Now, let’s say you wanted to get on I-495 and do some laps around DC. As is evident from Google Maps, you have many, many options as to how to do this. There are many on-ramps to the beltway. And any one of them can potentially take you to any other point of the highway.
Likewise, there are many ways to enter the wheel of fire. Let’s look at a few just by reviewing what we know about the metabolic syndrome and sex hormone regulation.
Regarding the metabolic syndrome, we know that the most common cause is excess energy consumption. However, sleep disruption, changes in gut biota, chronic psychological stress, unlucky genes, lack of variability in diet and exercise (i.e. no hormesis or good stress), and a variety of other things also can predispose to this process.

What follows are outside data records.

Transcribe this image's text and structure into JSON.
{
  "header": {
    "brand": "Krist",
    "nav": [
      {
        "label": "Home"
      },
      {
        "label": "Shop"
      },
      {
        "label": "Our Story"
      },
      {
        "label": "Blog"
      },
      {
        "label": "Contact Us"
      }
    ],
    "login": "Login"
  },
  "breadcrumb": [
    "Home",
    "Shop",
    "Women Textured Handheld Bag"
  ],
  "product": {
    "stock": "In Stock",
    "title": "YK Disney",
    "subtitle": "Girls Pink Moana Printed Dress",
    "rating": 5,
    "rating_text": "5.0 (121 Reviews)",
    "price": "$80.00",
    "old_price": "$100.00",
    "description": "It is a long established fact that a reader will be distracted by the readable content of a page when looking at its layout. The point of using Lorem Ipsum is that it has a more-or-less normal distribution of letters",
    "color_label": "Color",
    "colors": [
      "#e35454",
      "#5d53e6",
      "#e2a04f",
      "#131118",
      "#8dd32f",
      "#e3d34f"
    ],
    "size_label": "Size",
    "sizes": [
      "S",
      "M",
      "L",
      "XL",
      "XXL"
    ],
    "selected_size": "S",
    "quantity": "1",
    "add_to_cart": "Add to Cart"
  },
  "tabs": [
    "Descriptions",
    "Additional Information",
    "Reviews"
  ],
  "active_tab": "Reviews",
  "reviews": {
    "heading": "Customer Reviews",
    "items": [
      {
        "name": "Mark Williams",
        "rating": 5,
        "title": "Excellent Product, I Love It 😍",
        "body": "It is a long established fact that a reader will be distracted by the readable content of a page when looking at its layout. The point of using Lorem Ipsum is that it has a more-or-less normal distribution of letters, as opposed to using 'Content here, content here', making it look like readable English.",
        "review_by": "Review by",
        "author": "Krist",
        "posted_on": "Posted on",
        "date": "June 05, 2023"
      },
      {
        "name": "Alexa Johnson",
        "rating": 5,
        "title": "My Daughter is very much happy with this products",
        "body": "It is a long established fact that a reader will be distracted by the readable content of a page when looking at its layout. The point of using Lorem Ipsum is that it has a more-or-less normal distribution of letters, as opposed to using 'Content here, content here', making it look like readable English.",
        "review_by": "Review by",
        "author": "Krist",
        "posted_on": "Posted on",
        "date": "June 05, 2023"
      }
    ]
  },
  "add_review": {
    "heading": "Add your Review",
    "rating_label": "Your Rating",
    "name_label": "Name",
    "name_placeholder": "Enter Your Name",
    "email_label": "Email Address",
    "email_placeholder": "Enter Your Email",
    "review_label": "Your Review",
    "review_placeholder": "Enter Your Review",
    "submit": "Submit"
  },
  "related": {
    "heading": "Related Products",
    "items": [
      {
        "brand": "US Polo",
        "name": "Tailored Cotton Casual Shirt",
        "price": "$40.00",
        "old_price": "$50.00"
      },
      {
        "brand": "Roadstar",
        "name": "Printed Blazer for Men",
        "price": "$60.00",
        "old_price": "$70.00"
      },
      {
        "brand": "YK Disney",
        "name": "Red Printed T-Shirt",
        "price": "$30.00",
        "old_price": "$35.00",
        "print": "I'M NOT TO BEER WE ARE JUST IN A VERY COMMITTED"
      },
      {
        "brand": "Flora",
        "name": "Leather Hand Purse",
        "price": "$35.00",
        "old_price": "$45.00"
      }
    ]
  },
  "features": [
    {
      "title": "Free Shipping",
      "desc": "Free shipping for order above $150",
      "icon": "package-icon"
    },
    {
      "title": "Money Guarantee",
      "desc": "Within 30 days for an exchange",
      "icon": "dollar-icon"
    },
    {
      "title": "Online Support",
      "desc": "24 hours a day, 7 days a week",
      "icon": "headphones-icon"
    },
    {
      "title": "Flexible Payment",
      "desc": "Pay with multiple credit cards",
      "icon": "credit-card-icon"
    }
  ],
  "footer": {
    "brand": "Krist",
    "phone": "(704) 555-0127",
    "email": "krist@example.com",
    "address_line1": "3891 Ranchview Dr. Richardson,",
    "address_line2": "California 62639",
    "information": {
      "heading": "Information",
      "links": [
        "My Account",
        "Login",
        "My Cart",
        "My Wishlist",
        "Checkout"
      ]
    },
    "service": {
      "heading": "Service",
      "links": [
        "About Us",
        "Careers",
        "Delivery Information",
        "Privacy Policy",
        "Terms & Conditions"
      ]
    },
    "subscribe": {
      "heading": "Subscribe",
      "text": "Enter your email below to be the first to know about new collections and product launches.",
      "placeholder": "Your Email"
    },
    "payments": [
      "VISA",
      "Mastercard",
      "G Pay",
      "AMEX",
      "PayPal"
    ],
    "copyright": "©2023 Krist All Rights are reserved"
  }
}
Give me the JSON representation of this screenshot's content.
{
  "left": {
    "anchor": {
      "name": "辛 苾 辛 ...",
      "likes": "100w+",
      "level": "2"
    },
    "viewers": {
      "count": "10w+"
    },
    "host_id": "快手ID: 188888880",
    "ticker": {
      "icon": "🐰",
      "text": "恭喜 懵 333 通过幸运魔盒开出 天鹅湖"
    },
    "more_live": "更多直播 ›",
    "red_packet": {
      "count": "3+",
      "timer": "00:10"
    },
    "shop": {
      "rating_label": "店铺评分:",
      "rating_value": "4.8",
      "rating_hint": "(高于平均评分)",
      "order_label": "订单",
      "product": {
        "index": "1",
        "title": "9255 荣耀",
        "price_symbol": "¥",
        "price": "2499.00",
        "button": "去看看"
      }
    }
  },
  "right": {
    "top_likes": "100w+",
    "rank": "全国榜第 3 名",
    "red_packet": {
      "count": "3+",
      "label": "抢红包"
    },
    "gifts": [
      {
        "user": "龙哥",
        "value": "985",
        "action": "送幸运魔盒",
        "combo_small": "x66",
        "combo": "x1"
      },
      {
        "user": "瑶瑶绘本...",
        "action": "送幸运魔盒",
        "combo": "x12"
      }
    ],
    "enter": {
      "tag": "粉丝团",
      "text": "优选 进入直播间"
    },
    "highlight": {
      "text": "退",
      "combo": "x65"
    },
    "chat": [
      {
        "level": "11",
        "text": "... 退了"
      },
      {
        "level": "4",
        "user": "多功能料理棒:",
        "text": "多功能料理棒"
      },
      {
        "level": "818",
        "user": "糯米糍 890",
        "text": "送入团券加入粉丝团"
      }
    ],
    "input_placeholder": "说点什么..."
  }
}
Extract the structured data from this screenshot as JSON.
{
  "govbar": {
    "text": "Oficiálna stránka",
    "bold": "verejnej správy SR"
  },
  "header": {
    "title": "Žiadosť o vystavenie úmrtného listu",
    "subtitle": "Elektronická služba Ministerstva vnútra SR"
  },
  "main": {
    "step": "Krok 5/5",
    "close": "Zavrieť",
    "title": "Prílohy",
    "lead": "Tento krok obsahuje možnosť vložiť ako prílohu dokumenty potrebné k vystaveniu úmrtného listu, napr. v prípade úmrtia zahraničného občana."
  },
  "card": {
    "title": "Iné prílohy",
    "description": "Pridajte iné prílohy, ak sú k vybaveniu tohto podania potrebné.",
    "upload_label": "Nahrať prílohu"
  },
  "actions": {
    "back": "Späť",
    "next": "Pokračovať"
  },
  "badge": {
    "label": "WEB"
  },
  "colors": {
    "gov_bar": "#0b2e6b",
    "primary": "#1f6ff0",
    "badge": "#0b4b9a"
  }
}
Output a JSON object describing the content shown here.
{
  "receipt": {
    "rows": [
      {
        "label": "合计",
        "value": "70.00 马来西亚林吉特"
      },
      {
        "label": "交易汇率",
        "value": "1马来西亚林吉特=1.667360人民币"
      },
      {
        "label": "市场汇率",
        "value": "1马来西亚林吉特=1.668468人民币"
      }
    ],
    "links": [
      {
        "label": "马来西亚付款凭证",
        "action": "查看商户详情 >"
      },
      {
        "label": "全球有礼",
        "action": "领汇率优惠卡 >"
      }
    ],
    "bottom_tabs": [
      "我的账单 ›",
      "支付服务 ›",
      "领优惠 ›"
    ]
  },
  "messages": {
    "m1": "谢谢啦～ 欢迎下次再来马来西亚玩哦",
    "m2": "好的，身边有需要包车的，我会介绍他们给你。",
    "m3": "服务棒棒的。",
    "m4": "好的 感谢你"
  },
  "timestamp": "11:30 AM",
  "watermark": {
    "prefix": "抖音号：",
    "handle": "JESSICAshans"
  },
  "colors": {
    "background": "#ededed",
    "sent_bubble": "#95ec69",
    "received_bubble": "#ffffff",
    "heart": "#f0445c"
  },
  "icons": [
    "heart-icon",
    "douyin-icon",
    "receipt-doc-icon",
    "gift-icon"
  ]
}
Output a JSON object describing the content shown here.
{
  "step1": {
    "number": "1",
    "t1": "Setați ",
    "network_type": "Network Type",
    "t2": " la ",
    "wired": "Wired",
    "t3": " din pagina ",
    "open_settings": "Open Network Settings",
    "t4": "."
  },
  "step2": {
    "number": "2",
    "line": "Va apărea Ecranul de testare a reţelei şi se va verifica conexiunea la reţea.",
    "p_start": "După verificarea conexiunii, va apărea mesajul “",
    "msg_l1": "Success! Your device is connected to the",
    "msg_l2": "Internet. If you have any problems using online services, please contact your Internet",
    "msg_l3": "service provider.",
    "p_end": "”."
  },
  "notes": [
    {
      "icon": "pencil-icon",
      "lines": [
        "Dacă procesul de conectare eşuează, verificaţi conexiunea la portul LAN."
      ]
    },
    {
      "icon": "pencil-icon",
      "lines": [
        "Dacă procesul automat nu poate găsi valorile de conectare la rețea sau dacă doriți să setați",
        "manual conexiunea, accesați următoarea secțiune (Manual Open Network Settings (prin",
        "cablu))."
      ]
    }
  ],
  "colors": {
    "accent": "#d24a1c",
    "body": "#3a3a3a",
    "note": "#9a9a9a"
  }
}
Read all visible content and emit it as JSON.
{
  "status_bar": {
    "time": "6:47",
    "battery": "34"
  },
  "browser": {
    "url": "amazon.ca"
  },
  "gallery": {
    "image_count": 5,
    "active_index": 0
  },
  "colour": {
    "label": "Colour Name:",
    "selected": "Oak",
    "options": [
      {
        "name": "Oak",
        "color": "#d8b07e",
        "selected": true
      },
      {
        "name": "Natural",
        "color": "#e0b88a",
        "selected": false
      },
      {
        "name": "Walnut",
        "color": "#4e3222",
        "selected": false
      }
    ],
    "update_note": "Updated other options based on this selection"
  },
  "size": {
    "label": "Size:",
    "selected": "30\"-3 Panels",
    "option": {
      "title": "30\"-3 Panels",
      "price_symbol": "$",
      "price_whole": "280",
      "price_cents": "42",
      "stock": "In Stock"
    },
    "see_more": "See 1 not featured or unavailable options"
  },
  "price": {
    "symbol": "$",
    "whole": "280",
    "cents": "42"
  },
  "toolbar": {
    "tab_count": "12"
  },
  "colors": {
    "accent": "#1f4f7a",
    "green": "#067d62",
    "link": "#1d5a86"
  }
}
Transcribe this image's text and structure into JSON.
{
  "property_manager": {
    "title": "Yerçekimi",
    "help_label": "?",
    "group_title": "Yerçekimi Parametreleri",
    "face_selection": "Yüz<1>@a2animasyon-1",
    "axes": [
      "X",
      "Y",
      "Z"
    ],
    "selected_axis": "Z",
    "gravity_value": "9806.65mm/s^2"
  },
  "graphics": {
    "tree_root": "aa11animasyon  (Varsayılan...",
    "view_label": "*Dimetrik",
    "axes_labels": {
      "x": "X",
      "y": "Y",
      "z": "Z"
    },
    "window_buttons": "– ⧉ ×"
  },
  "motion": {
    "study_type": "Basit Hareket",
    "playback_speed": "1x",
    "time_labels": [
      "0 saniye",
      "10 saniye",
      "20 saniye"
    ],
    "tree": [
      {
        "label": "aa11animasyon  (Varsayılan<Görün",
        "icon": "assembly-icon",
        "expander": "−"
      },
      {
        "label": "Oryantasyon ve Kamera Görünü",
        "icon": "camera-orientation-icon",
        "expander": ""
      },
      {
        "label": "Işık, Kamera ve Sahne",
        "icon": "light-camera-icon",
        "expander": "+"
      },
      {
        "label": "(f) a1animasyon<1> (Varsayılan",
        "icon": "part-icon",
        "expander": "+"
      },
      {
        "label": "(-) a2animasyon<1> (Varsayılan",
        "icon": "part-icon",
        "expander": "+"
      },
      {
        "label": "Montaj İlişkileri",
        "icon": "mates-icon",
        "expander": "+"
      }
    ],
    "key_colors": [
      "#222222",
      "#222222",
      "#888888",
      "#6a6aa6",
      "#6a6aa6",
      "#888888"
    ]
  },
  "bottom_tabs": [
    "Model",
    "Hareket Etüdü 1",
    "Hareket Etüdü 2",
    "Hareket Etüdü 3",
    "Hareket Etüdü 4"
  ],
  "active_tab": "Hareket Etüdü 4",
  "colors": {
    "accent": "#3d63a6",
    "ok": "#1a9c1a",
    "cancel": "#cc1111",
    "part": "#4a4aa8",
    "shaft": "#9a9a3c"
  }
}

Sex hormone dysregulation may be caused by similar things as above, as well as a few others. These include chronic psychological or physical stress, poor sleep, certain medications,way too much booze or other recreational drugs, lack of muscle and exercise, and getting old.
Thus, the other most important concept is that there are many onramps to the wheel of fire. And once you are on the wheel, it can take you to any other point on the wheel. Further, the more onramps you choose to enter (say, you have too much visceral adipose tissue, and you don’t lift weights, and you have chronic psychological stress), the hotter the wheel will burn and the faster it will spin.
To summarize, this brings us to the triple salchow of mixed metaphors. The wheel of fire is the relation of various typically unassociated but causally linked pathologies that promote one another and are bound by supranormal systemic inflammation. The wheel of fire is a dimmer or rheostat, in that it is not either present or absent, but always present in various degrees. The wheel of fire is an encircling superhighway around a corrupt city. This highway may be entered via numerous onramps. And once on the highway from any starting point, one will likely soon be taken to many other points along it.
In the next section of this essay, I will start to expand the current model of the wheel of fire. In BSSHM, I mainly discussed how sex hormone dysregulation and the metabolic syndrome are two nodes on this positive feedback loop. Well, it turns out that our wheel contains many more parts. As such, there are many more onramps and many more ways to spin the wheel and turn the heat up.
This concludes part 2 of the Wheel of Fire: The Dimmer and the Beltway.
Click here to go to part 3 of the Wheel of Fire: Walden Pond and Sharknado.